# Entries provided
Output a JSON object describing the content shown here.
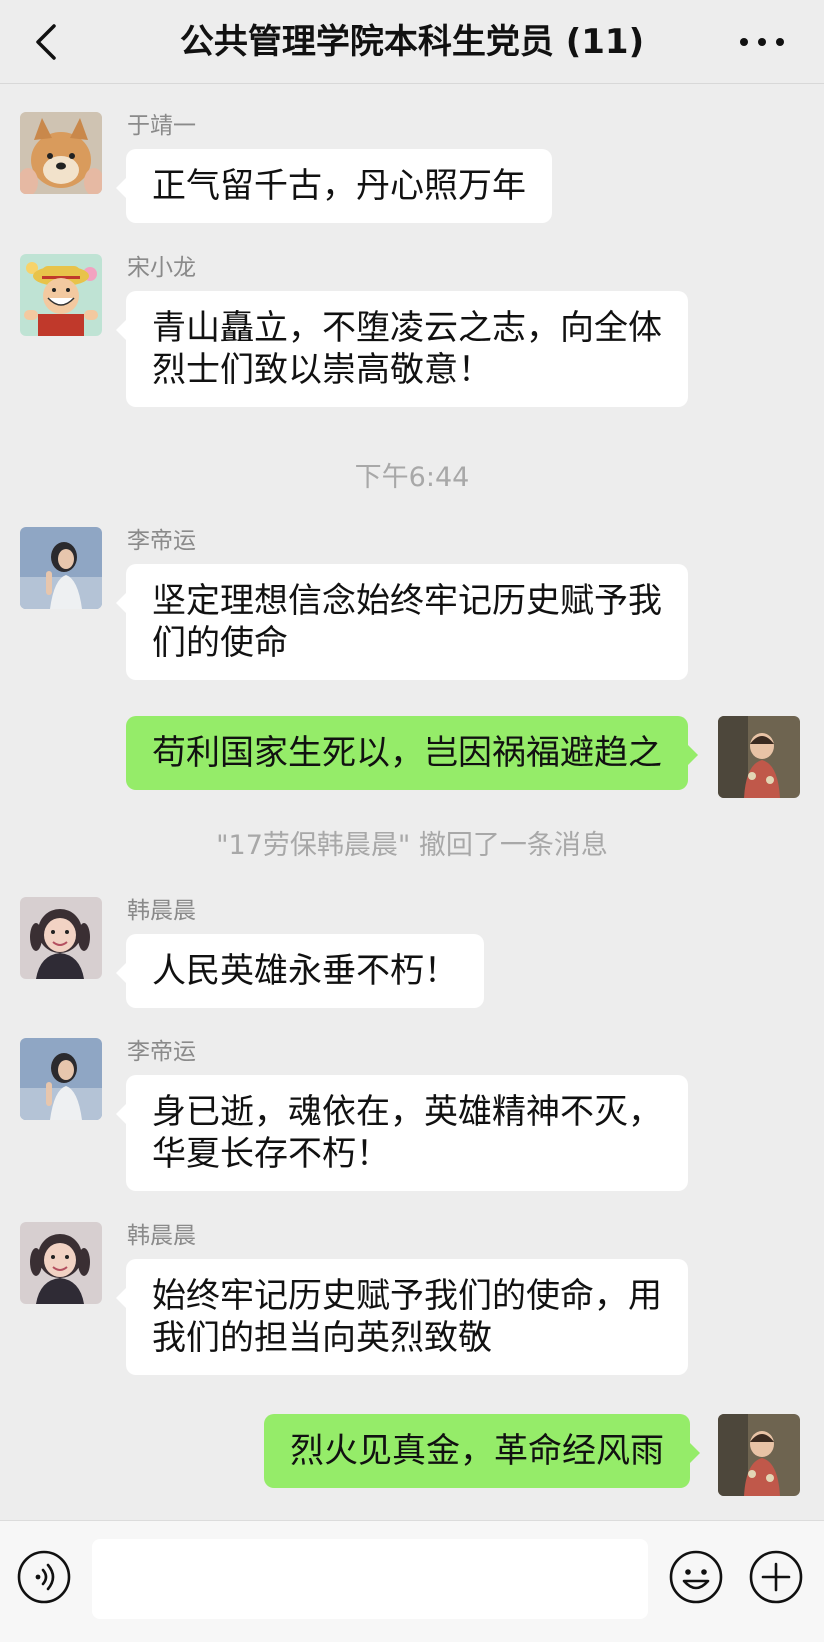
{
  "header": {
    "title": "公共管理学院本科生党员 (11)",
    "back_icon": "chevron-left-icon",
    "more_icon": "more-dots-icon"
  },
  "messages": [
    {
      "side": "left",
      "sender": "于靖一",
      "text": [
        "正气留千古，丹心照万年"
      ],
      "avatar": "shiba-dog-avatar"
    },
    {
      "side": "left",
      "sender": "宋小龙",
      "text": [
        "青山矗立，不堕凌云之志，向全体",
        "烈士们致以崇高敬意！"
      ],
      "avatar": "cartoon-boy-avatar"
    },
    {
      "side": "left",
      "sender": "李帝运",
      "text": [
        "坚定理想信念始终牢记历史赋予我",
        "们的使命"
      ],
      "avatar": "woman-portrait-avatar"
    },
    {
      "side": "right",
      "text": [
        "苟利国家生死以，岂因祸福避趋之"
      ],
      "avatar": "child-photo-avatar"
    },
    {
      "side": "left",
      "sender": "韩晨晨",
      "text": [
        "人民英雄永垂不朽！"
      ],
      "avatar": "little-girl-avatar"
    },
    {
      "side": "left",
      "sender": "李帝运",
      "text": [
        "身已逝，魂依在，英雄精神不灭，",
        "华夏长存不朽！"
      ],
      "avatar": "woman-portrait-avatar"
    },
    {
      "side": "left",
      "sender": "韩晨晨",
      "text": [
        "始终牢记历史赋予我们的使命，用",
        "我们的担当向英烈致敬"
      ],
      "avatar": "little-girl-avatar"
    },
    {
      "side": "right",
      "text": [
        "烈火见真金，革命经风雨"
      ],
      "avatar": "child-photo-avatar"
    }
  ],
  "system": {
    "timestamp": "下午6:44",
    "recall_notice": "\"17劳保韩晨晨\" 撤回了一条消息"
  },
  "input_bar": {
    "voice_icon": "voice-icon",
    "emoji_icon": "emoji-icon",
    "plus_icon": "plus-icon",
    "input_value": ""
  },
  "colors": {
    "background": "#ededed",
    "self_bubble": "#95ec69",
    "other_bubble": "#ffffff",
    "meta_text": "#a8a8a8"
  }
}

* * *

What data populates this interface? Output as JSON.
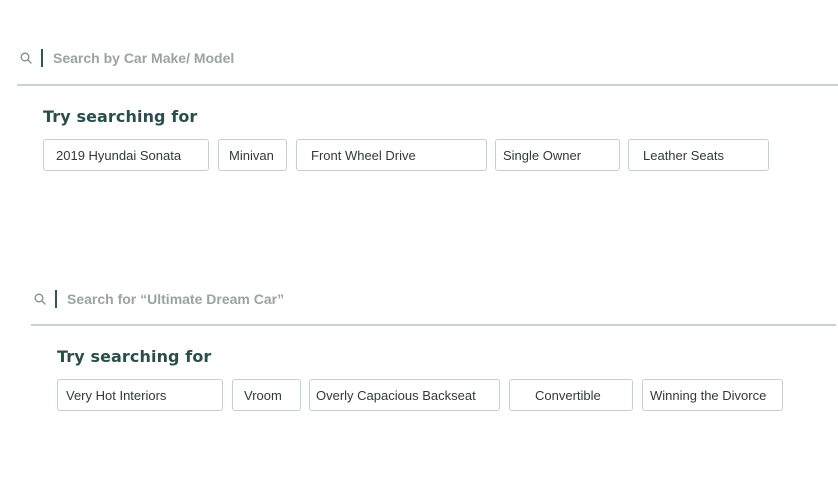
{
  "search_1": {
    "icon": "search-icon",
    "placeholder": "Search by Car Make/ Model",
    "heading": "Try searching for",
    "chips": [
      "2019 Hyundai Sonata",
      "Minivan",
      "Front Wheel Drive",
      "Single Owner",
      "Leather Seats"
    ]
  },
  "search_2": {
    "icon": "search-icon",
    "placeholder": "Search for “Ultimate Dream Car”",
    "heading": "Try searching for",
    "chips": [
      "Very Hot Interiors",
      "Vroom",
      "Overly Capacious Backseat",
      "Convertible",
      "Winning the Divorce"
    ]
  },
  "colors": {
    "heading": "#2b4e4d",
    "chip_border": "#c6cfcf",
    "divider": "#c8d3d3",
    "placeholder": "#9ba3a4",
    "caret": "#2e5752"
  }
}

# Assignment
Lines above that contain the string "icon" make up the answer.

# Expected answer
    "back_icon": "chevron-left-icon",
    "more_icon": "more-dots-icon"
    "voice_icon": "voice-icon",
    "emoji_icon": "emoji-icon",
    "plus_icon": "plus-icon",
    "icon": "search-icon",
    "icon": "search-icon",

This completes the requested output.